Salomón Askenazi’s El Rey de la Fiesta is – much like Spike Jonze’s Adaptation. (2002) – concerned with identical twins and twinned identities. Where 50-year-old husband and father Héctor (Giancarlo Ruiz) is uptight, unhappy and deprived – self-deprived, even – of everything that he desires (sex, fun, freedom), his brother Rafael (also Ruiz) is Héctor’s polar opposite: a work-shy, commitment-phobic hedonist who is the titular ‘king of the party’.
If Héctor dislikes Rafael, that dislike is rooted in jealousy – for Rafael is everything that Héctor would like to be, the unrestrained id to Héctor’s highly strung ego. And then one day, when the plane to Hawaii which Rafael had caught on a whim crashes killing everyone on board, Héctor assumes the identity that his brother has left behind, inserting himself into Rafael’s clothes, home, and even relationships. It is a move which is part expression of grief, part midlife crisis and part exploration of an alternative life he might have had, and might still have – and the more Héctor masquerades as Rafael, spending time with Rafael’s lover Nicole (Paulette Hernandez) and even playing the cool uncle to his own daughter Carla (Mar Mediante), the more he comes to despise himself, his marriage to Adela (Daniela Bascopé) and his past life.
Mirrors and reflections form a recurrent motif here. When we first see Héctor (or is it Rafael?), it is not actually him but his distorted silhouette in a rippling watery surface, as a signifier of his fluid identity. The home of Héctor’s retired architect father Don Nicolas (Juan Carlos Colombo) – where Rafael had been staying and where Héctor moves in – is a hall of reflective surfaces that reduplicate the image of Héctor even as he has already begun splitting from himself. Films too are mirrored: not only is Carla’s kitchen decorated with a prominent poster for Denis Villeneuve’s doppelgänger-driven Enemy (2013), but El Rey de la Fiesta corresponds closely in its themes (accident, assimilation, identity, alterity) with Askenazi’s own previous feature Two Times You (Dos Veces Tú, 2018). One might even think of Askenazi’s two films, like the feuding twin brothers, as forming a diptych together.
Héctor’s struggle with himself, his search for liberation and a different life, and his reengagement with his more risk-taking, artistic side, is all an experiment in seeing how the other half lives. This is a philosophical quest, bookended by quotes from Buddhist theologian Alan Watts on the disillusionment of the self and the living of life to the fullest. Meanwhile Ruiz more than meets the challenge of not only playing Héctor and Rafael, but also playing Héctor playing Rafael, in a complicated personality swap (and rôle reversal) which reveals just how similar these paired siblings ultimately are, no matter how slow Héctor might be to realise their shared nature. Héctor has always wanted what Rafael has – but it is only at this midpoint of his life that Héctor finally takes it, becoming simultaneously both himself and the other.
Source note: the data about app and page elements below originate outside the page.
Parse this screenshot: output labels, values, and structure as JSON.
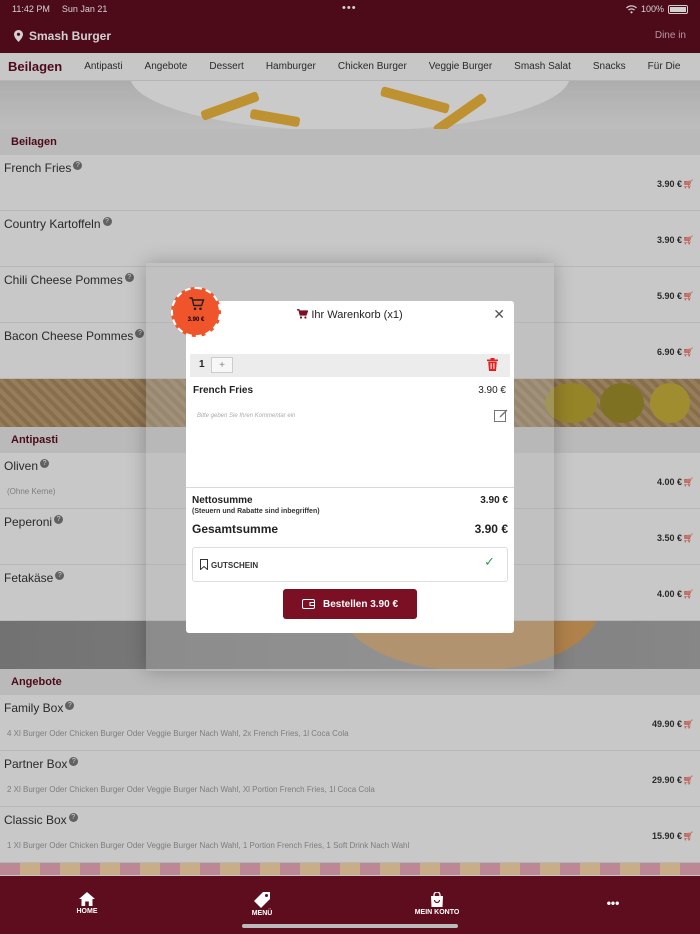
{
  "status": {
    "time": "11:42 PM",
    "date": "Sun Jan 21",
    "dots": "•••",
    "battery": "100%"
  },
  "header": {
    "brand": "Smash Burger",
    "mode": "Dine in"
  },
  "categories": [
    "Beilagen",
    "Antipasti",
    "Angebote",
    "Dessert",
    "Hamburger",
    "Chicken Burger",
    "Veggie Burger",
    "Smash Salat",
    "Snacks",
    "Für Die"
  ],
  "sections": {
    "beilagen": {
      "title": "Beilagen",
      "items": [
        {
          "name": "French Fries",
          "price": "3.90 €"
        },
        {
          "name": "Country Kartoffeln",
          "price": "3.90 €"
        },
        {
          "name": "Chili Cheese Pommes",
          "price": "5.90 €"
        },
        {
          "name": "Bacon Cheese Pommes",
          "price": "6.90 €"
        }
      ]
    },
    "antipasti": {
      "title": "Antipasti",
      "items": [
        {
          "name": "Oliven",
          "desc": "(Ohne Kerne)",
          "price": "4.00 €"
        },
        {
          "name": "Peperoni",
          "price": "3.50 €"
        },
        {
          "name": "Fetakäse",
          "price": "4.00 €"
        }
      ]
    },
    "angebote": {
      "title": "Angebote",
      "items": [
        {
          "name": "Family Box",
          "desc": "4 Xl Burger Oder Chicken Burger Oder Veggie Burger Nach Wahl, 2x French Fries, 1l Coca Cola",
          "price": "49.90 €"
        },
        {
          "name": "Partner Box",
          "desc": "2 Xl Burger Oder Chicken Burger Oder Veggie Burger Nach Wahl, Xl Portion French Fries, 1l Coca Cola",
          "price": "29.90 €"
        },
        {
          "name": "Classic Box",
          "desc": "1 Xl Burger Oder Chicken Burger Oder Veggie Burger Nach Wahl, 1 Portion French Fries, 1 Soft Drink Nach Wahl",
          "price": "15.90 €"
        }
      ]
    }
  },
  "cart": {
    "title": "Ihr Warenkorb (x1)",
    "badge_price": "3.90 €",
    "quantity": "1",
    "plus": "+",
    "item_name": "French Fries",
    "item_price": "3.90 €",
    "comment_placeholder": "Bitte geben Sie Ihren Kommentar ein",
    "net_label": "Nettosumme",
    "net_value": "3.90 €",
    "tax_note": "(Steuern und Rabatte sind inbegriffen)",
    "total_label": "Gesamtsumme",
    "total_value": "3.90 €",
    "coupon_label": "GUTSCHEIN",
    "order_button": "Bestellen 3.90 €"
  },
  "bottom_nav": {
    "home": "HOME",
    "menu": "MENÜ",
    "account": "MEIN KONTO",
    "more": "•••"
  },
  "colors": {
    "brand": "#5e0d1f",
    "button": "#7b1024",
    "accent": "#f0542a",
    "cart_icon": "#e84a3a",
    "check": "#2e9e4f"
  }
}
Accompanied by increasingly surreal imagery to suggest the dream from which the protagonist is trying fully to awaken, Héctor’s gradual emergence from himself comes with a double edge: for while he might eventually succeed in escaping a life that leaves him uncomfortable in his own skin, and while he might manage to metamorphose into the part of himself that he has long since left behind, he also ends up a little boy lost, even more childish and irresponsible than his twin brother, and with much more to lose, as this game of mirrors brings out the protagonist’s most narcissistic side. It is this ambivalence in El Rey de la Fiesta, this hesitation to celebrate or to condemn the transformation of its hapless hero, which allows the film to stay with the viewer. Here we are left to do the work of interpretation ourselves (and in our own image), and to fix this fractured character with our own identity, as each of us becomes all at once Héctor’s invisible co-worker, dance partner and alter ego, in a collaborative construction of one person from two mirror images. Look hard enough at Héctor’s incompleteness, at his yearning to be someone else, and you risk seeing yourself reflected in all his itching emptiness.
El Rey de la Fiesta is a funny, mannered and often confronting journey through a middle-aged man’s sense of dissatisfaction, regret and loss – and any glimpse of hope for a better future that comes in the end is decidedly bittersweet. For if Héctor gets to become the king of the party, he is left, like Galoup in the final scene of Claire Denis’ Beau Travail (1999), to party all alone.
strap: Salomón Askenazi’s philosopho-comical follow-up to Two Times You takes a twin approach to one man’s mid-life crisis of identity
© Anton Bitel